AZ: Listening to Jake just makes me think about the state of the internet today, you know. Please people, just be kind!
TW: Yeah, don't get drawn into the bullshit on the internet, and just share trans and queer joy instead, because there is so much of it.
AZ: In our next episode, we're gonna be talking about a landmark fight for equal rights, which was huge in this period, '92 to 2003.
TW: It's all about the age at which you're legally able to consent to sex.
TW: Calls to Switchboard are confidential, so to bring The Log Books to life we’ve changed callers’ details.
AZ: The Log Books is produced by Shivani Dave, Tash Walker, and Adam Zmith, in partnership with Switchboard, the LGBT+ helpline. And supported by the National Lottery Heritage Fund.
TW: If you think other people would like The Log Books, please rate and review us on Apple Podcasts. These ratings and reviews really help others to discover the show. You can send us your feedback and stories to firstname.lastname@example.org, or join the conversation on social media with the hashtag #TheLogBooks.
AZ: Our music is by Tom Foskett-Barnes, and our artwork is by Natalie Doto.
TW: Thanks to…
AZ: Stef Dickers, and the team at the Bishopsgate Institute. The folks at Acast, Content is Queen, David Pye, the staff and volunteers at Switchboard, and everyone who shared their stories with us.
TW: Switchboard continues to take phone calls from 10 am to 10 pm, every day.
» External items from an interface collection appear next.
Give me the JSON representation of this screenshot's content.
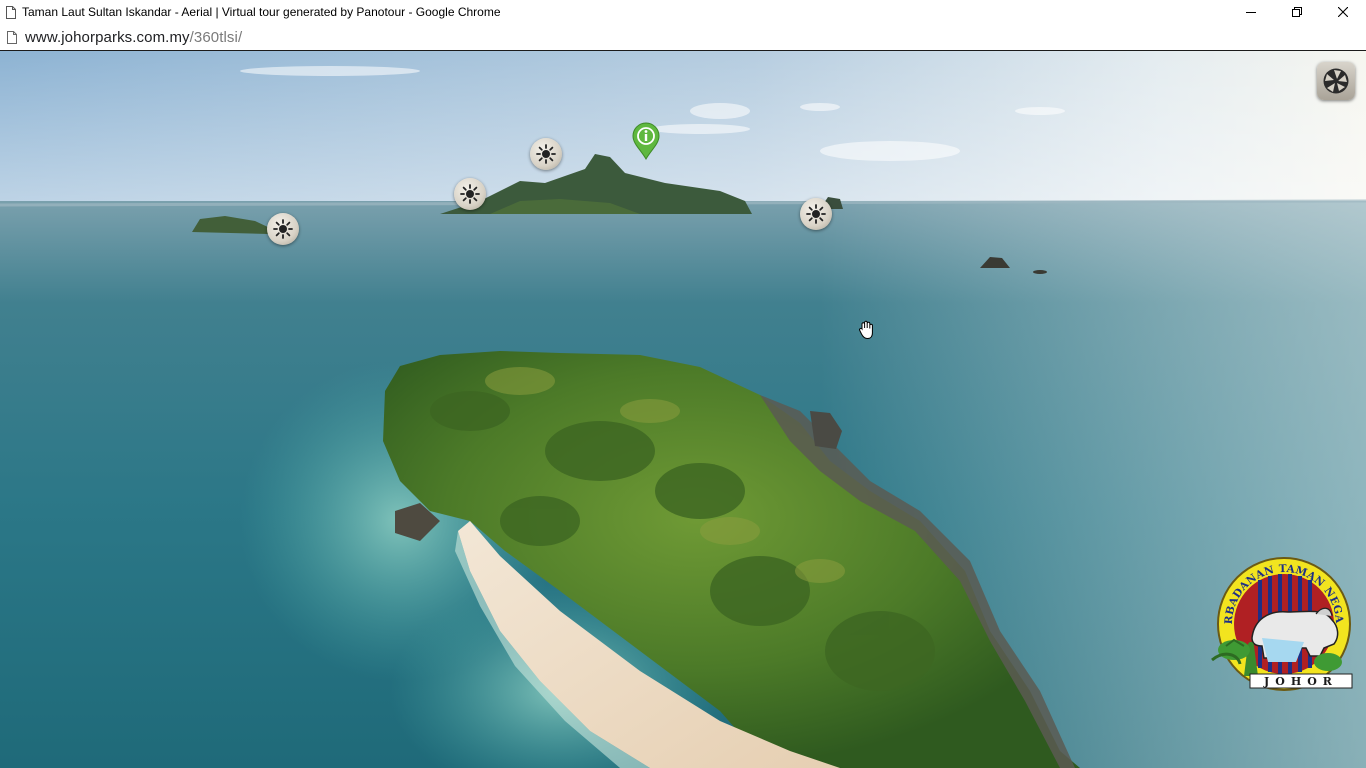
{
  "window": {
    "title": "Taman Laut Sultan Iskandar - Aerial | Virtual tour generated by Panotour - Google Chrome",
    "controls": {
      "minimize": "minimize-icon",
      "restore": "restore-icon",
      "close": "close-icon"
    }
  },
  "address": {
    "host": "www.johorparks.com.my",
    "path": "/360tlsi/"
  },
  "viewer": {
    "hotspots": [
      {
        "name": "hotspot-aerial-1",
        "icon": "sun-burst-icon"
      },
      {
        "name": "hotspot-aerial-2",
        "icon": "sun-burst-icon"
      },
      {
        "name": "hotspot-aerial-3",
        "icon": "sun-burst-icon"
      },
      {
        "name": "hotspot-aerial-4",
        "icon": "sun-burst-icon"
      }
    ],
    "info_pin": {
      "icon": "info-pin-icon",
      "color": "#5fb83f"
    },
    "camera_button": {
      "icon": "camera-aperture-icon"
    },
    "logo": {
      "arc_text": "PERBADANAN TAMAN NEGARA",
      "state_text": "JOHOR"
    }
  },
  "colors": {
    "sky_top": "#8fb6d6",
    "sea": "#2f7f8f",
    "foliage": "#4f7f2a",
    "sand": "#eedcc4"
  }
}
If you’re affected by any of the issues in this podcast, or need to discuss anything to do with gender identity or sexuality, you can call Switchboard on 0300 330 0630, email email@example.com, or instant message via switchboard.lgbt, where you can also donate money, or time, to help.